The team's second-round pick in 2006 has come a long way, both on the ice and off, and the change from last season, when he and forward Enver Lisin -- now back in Russia -- were inseparable, is remarkable.

Anisimov has made great strides in English after taking classes in the summer, and his shyness, especially with the media, has been replaced with a friendly assertiveness. And he now will spar with teammates. Wednesday, while Anisimov was discussing his amusement park exploits, Ryan McDonagh tried to flip a ball of used tape into a wastebasket, and when it stuck to his hand, it narrowly missed Anisimov.

"It went right past here," Anisimov complained, pointing to his lip as McDonagh apologized. "Now I'm going to get mad."

That's a side of the 6-4 Anisimov you don't often see, although he is becoming more engaged on the ice, shoving in scrums and driving to the net.

"On those power moves, he's really learned to use his body to shield the puck and get a shot off," Ryan Callahan said.

Anisimov always has been considered a promising two-way center, and coach John Tortorella has deployed him in more situations -- on the penalty-kill, second power-play unit, key faceoffs and 5 on 5, where he seems to have found a niche between Brandon Dubinsky and Callahan.

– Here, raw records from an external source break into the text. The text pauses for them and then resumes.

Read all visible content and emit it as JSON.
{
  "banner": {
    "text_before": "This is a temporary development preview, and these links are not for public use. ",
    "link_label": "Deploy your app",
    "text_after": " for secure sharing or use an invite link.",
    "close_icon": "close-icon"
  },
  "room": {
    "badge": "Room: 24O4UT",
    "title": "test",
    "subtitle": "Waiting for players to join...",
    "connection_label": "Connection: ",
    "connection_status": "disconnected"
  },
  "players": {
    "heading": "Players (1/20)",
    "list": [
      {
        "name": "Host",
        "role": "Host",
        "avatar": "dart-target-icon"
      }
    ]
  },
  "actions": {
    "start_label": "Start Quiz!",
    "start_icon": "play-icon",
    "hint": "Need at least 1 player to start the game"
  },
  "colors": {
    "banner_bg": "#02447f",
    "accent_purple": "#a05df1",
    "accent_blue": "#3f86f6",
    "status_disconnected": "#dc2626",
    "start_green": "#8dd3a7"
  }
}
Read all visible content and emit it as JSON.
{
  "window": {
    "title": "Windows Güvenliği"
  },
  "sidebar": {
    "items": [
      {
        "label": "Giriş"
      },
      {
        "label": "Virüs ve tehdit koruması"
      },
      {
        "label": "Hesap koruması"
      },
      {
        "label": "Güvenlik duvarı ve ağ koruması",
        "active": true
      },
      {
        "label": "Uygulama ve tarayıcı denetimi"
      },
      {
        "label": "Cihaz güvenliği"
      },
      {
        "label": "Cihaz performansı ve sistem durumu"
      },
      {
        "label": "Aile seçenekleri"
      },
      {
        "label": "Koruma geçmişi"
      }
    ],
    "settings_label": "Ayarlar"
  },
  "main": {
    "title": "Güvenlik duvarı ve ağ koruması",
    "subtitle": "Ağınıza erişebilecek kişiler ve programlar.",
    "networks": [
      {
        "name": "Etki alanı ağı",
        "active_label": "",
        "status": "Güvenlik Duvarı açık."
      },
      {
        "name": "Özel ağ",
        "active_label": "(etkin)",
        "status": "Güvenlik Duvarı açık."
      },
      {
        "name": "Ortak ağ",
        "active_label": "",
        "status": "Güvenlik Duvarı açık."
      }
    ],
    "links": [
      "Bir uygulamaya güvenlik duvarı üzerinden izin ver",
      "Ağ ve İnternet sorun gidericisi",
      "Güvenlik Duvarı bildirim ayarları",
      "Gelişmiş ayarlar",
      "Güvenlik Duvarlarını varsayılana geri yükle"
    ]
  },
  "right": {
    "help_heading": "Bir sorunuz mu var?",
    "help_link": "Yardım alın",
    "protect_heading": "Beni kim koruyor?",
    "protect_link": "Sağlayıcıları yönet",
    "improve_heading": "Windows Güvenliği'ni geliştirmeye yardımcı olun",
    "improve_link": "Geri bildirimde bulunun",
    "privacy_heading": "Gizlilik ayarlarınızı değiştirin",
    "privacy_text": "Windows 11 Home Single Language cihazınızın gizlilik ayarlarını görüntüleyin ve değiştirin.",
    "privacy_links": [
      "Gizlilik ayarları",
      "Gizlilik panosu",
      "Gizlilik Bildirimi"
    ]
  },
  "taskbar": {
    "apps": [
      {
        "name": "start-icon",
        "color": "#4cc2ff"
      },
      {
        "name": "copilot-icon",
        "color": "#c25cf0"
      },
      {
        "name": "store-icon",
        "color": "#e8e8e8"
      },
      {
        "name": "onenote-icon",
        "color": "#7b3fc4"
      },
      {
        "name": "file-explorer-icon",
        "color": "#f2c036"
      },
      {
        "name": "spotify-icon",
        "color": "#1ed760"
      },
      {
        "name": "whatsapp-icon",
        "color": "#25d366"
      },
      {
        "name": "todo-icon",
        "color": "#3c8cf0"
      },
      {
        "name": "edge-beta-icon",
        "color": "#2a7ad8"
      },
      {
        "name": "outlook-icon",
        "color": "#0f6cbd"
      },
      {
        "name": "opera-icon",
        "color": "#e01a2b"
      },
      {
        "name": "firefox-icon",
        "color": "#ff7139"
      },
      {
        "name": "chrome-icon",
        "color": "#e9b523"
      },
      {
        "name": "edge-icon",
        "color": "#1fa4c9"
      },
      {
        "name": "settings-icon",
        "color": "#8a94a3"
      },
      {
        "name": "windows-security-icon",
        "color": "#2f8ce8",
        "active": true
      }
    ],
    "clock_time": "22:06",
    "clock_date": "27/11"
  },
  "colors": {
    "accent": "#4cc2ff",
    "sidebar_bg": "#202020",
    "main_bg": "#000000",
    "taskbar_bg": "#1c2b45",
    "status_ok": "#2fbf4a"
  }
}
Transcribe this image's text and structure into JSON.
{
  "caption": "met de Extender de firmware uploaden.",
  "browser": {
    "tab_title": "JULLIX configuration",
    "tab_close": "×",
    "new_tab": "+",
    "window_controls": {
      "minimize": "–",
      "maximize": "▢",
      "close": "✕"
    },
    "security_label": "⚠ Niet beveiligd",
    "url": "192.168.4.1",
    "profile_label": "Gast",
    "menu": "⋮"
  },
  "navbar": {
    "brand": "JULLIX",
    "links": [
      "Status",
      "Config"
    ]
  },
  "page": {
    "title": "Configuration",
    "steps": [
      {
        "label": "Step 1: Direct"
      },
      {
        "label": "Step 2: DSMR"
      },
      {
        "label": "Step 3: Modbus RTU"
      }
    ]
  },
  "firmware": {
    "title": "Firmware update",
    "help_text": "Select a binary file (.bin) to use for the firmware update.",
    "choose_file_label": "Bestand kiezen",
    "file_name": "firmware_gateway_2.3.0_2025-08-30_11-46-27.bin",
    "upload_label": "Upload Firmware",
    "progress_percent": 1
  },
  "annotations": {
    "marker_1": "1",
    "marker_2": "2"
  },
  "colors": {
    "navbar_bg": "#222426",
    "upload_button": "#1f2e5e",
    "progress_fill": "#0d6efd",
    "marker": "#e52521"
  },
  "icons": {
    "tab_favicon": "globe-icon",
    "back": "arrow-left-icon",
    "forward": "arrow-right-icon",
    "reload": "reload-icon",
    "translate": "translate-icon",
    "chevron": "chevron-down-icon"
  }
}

If Anisimov maintains this pace, he could reach the 20-goal mark this season; he had just 12 goals and 28 points in his rookie year after an eye-opening AHL season, with 37 goals and 44 assists.

"He continues to grow as a player," Tortorella said. "And he's a terrific kid."